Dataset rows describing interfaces
__________________________________________________

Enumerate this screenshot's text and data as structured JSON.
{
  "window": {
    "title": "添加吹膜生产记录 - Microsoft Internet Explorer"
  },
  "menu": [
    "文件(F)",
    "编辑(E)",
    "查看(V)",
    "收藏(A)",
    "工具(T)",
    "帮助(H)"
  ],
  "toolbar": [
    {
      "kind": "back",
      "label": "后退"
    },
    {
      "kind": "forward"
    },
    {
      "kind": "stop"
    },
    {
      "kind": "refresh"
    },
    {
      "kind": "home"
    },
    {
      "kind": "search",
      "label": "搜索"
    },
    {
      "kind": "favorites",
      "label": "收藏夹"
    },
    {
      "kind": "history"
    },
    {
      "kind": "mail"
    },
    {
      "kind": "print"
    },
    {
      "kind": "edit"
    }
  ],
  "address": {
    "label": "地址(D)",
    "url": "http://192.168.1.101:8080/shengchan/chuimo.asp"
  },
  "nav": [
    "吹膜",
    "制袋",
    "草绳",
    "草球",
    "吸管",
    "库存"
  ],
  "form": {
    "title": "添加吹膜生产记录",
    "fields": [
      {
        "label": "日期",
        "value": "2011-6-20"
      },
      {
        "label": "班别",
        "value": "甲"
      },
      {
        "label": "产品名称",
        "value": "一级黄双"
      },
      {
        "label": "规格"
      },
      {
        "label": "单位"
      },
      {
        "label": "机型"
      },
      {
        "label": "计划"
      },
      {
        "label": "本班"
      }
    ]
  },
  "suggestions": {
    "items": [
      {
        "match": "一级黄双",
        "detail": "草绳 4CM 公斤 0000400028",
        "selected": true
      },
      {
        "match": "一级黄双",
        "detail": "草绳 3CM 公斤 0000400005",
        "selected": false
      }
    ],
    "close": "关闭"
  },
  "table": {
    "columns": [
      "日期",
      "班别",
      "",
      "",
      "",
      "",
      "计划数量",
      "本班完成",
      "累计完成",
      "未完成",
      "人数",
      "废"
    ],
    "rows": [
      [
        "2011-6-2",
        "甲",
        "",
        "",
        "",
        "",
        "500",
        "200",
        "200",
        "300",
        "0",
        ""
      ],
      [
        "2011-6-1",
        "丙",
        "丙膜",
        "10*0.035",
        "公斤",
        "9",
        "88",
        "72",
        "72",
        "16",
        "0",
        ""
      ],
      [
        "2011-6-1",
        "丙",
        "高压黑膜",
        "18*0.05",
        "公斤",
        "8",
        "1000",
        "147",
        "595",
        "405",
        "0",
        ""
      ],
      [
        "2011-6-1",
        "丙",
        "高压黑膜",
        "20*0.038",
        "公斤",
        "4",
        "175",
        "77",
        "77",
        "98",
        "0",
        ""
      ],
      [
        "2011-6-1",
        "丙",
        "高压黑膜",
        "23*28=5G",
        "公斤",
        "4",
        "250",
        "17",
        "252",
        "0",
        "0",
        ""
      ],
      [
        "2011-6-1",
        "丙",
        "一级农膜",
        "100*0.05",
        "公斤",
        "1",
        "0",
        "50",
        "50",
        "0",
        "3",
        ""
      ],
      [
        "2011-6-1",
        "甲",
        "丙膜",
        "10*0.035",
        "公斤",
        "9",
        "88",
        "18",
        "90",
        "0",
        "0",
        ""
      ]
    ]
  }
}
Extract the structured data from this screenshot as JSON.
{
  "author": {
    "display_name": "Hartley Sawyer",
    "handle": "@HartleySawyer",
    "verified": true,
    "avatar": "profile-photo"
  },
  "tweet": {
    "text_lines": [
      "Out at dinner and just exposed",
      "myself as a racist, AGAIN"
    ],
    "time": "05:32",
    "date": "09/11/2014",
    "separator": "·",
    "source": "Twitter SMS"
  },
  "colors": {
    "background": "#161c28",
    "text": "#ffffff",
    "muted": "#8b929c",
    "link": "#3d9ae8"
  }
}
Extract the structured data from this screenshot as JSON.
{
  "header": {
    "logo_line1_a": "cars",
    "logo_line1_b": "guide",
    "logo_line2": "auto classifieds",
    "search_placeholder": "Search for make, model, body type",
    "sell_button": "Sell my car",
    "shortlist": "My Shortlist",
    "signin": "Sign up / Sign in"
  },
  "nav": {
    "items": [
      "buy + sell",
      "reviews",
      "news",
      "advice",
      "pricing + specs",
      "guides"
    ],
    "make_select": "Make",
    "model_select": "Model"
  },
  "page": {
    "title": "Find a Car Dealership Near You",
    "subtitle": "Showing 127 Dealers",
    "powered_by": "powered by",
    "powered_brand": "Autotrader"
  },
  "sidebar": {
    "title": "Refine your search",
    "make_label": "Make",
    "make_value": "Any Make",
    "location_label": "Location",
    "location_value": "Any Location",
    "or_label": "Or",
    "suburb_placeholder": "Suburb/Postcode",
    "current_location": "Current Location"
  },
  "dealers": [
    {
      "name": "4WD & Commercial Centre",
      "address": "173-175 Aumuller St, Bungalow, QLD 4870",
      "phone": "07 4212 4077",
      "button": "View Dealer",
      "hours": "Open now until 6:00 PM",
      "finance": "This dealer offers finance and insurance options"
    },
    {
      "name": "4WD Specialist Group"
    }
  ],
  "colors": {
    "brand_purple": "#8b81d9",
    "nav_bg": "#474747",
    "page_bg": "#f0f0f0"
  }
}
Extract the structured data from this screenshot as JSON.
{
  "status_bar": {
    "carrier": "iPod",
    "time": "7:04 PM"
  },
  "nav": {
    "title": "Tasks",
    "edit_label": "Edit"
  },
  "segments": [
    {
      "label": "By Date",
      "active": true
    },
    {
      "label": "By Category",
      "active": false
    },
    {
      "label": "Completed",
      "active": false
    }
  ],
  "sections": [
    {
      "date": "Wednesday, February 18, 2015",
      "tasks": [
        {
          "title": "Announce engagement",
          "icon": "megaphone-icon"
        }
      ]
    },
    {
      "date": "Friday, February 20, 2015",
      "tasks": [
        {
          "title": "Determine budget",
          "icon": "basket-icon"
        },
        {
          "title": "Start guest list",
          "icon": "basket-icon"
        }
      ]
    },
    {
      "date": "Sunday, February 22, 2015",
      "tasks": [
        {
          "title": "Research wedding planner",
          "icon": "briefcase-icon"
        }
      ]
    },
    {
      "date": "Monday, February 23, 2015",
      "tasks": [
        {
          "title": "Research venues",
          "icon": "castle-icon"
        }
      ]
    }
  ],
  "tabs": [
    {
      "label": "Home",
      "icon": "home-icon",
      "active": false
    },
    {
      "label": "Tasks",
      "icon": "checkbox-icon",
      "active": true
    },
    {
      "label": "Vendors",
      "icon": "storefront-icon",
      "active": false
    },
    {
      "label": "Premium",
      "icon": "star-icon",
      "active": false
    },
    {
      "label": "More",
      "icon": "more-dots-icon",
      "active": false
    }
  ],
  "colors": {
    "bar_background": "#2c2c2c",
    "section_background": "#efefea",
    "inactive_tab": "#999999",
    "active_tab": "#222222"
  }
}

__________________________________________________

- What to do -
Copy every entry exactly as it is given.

- Answer box -
Enumerate this screenshot's text and data as structured JSON.
{
  "window": {
    "title": "添加吹膜生产记录 - Microsoft Internet Explorer"
  },
  "menu": [
    "文件(F)",
    "编辑(E)",
    "查看(V)",
    "收藏(A)",
    "工具(T)",
    "帮助(H)"
  ],
  "toolbar": [
    {
      "kind": "back",
      "label": "后退"
    },
    {
      "kind": "forward"
    },
    {
      "kind": "stop"
    },
    {
      "kind": "refresh"
    },
    {
      "kind": "home"
    },
    {
      "kind": "search",
      "label": "搜索"
    },
    {
      "kind": "favorites",
      "label": "收藏夹"
    },
    {
      "kind": "history"
    },
    {
      "kind": "mail"
    },
    {
      "kind": "print"
    },
    {
      "kind": "edit"
    }
  ],
  "address": {
    "label": "地址(D)",
    "url": "http://192.168.1.101:8080/shengchan/chuimo.asp"
  },
  "nav": [
    "吹膜",
    "制袋",
    "草绳",
    "草球",
    "吸管",
    "库存"
  ],
  "form": {
    "title": "添加吹膜生产记录",
    "fields": [
      {
        "label": "日期",
        "value": "2011-6-20"
      },
      {
        "label": "班别",
        "value": "甲"
      },
      {
        "label": "产品名称",
        "value": "一级黄双"
      },
      {
        "label": "规格"
      },
      {
        "label": "单位"
      },
      {
        "label": "机型"
      },
      {
        "label": "计划"
      },
      {
        "label": "本班"
      }
    ]
  },
  "suggestions": {
    "items": [
      {
        "match": "一级黄双",
        "detail": "草绳 4CM 公斤 0000400028",
        "selected": true
      },
      {
        "match": "一级黄双",
        "detail": "草绳 3CM 公斤 0000400005",
        "selected": false
      }
    ],
    "close": "关闭"
  },
  "table": {
    "columns": [
      "日期",
      "班别",
      "",
      "",
      "",
      "",
      "计划数量",
      "本班完成",
      "累计完成",
      "未完成",
      "人数",
      "废"
    ],
    "rows": [
      [
        "2011-6-2",
        "甲",
        "",
        "",
        "",
        "",
        "500",
        "200",
        "200",
        "300",
        "0",
        ""
      ],
      [
        "2011-6-1",
        "丙",
        "丙膜",
        "10*0.035",
        "公斤",
        "9",
        "88",
        "72",
        "72",
        "16",
        "0",
        ""
      ],
      [
        "2011-6-1",
        "丙",
        "高压黑膜",
        "18*0.05",
        "公斤",
        "8",
        "1000",
        "147",
        "595",
        "405",
        "0",
        ""
      ],
      [
        "2011-6-1",
        "丙",
        "高压黑膜",
        "20*0.038",
        "公斤",
        "4",
        "175",
        "77",
        "77",
        "98",
        "0",
        ""
      ],
      [
        "2011-6-1",
        "丙",
        "高压黑膜",
        "23*28=5G",
        "公斤",
        "4",
        "250",
        "17",
        "252",
        "0",
        "0",
        ""
      ],
      [
        "2011-6-1",
        "丙",
        "一级农膜",
        "100*0.05",
        "公斤",
        "1",
        "0",
        "50",
        "50",
        "0",
        "3",
        ""
      ],
      [
        "2011-6-1",
        "甲",
        "丙膜",
        "10*0.035",
        "公斤",
        "9",
        "88",
        "18",
        "90",
        "0",
        "0",
        ""
      ]
    ]
  }
}
Extract the structured data from this screenshot as JSON.
{
  "author": {
    "display_name": "Hartley Sawyer",
    "handle": "@HartleySawyer",
    "verified": true,
    "avatar": "profile-photo"
  },
  "tweet": {
    "text_lines": [
      "Out at dinner and just exposed",
      "myself as a racist, AGAIN"
    ],
    "time": "05:32",
    "date": "09/11/2014",
    "separator": "·",
    "source": "Twitter SMS"
  },
  "colors": {
    "background": "#161c28",
    "text": "#ffffff",
    "muted": "#8b929c",
    "link": "#3d9ae8"
  }
}
Extract the structured data from this screenshot as JSON.
{
  "header": {
    "logo_line1_a": "cars",
    "logo_line1_b": "guide",
    "logo_line2": "auto classifieds",
    "search_placeholder": "Search for make, model, body type",
    "sell_button": "Sell my car",
    "shortlist": "My Shortlist",
    "signin": "Sign up / Sign in"
  },
  "nav": {
    "items": [
      "buy + sell",
      "reviews",
      "news",
      "advice",
      "pricing + specs",
      "guides"
    ],
    "make_select": "Make",
    "model_select": "Model"
  },
  "page": {
    "title": "Find a Car Dealership Near You",
    "subtitle": "Showing 127 Dealers",
    "powered_by": "powered by",
    "powered_brand": "Autotrader"
  },
  "sidebar": {
    "title": "Refine your search",
    "make_label": "Make",
    "make_value": "Any Make",
    "location_label": "Location",
    "location_value": "Any Location",
    "or_label": "Or",
    "suburb_placeholder": "Suburb/Postcode",
    "current_location": "Current Location"
  },
  "dealers": [
    {
      "name": "4WD & Commercial Centre",
      "address": "173-175 Aumuller St, Bungalow, QLD 4870",
      "phone": "07 4212 4077",
      "button": "View Dealer",
      "hours": "Open now until 6:00 PM",
      "finance": "This dealer offers finance and insurance options"
    },
    {
      "name": "4WD Specialist Group"
    }
  ],
  "colors": {
    "brand_purple": "#8b81d9",
    "nav_bg": "#474747",
    "page_bg": "#f0f0f0"
  }
}
Extract the structured data from this screenshot as JSON.
{
  "status_bar": {
    "carrier": "iPod",
    "time": "7:04 PM"
  },
  "nav": {
    "title": "Tasks",
    "edit_label": "Edit"
  },
  "segments": [
    {
      "label": "By Date",
      "active": true
    },
    {
      "label": "By Category",
      "active": false
    },
    {
      "label": "Completed",
      "active": false
    }
  ],
  "sections": [
    {
      "date": "Wednesday, February 18, 2015",
      "tasks": [
        {
          "title": "Announce engagement",
          "icon": "megaphone-icon"
        }
      ]
    },
    {
      "date": "Friday, February 20, 2015",
      "tasks": [
        {
          "title": "Determine budget",
          "icon": "basket-icon"
        },
        {
          "title": "Start guest list",
          "icon": "basket-icon"
        }
      ]
    },
    {
      "date": "Sunday, February 22, 2015",
      "tasks": [
        {
          "title": "Research wedding planner",
          "icon": "briefcase-icon"
        }
      ]
    },
    {
      "date": "Monday, February 23, 2015",
      "tasks": [
        {
          "title": "Research venues",
          "icon": "castle-icon"
        }
      ]
    }
  ],
  "tabs": [
    {
      "label": "Home",
      "icon": "home-icon",
      "active": false
    },
    {
      "label": "Tasks",
      "icon": "checkbox-icon",
      "active": true
    },
    {
      "label": "Vendors",
      "icon": "storefront-icon",
      "active": false
    },
    {
      "label": "Premium",
      "icon": "star-icon",
      "active": false
    },
    {
      "label": "More",
      "icon": "more-dots-icon",
      "active": false
    }
  ],
  "colors": {
    "bar_background": "#2c2c2c",
    "section_background": "#efefea",
    "inactive_tab": "#999999",
    "active_tab": "#222222"
  }
}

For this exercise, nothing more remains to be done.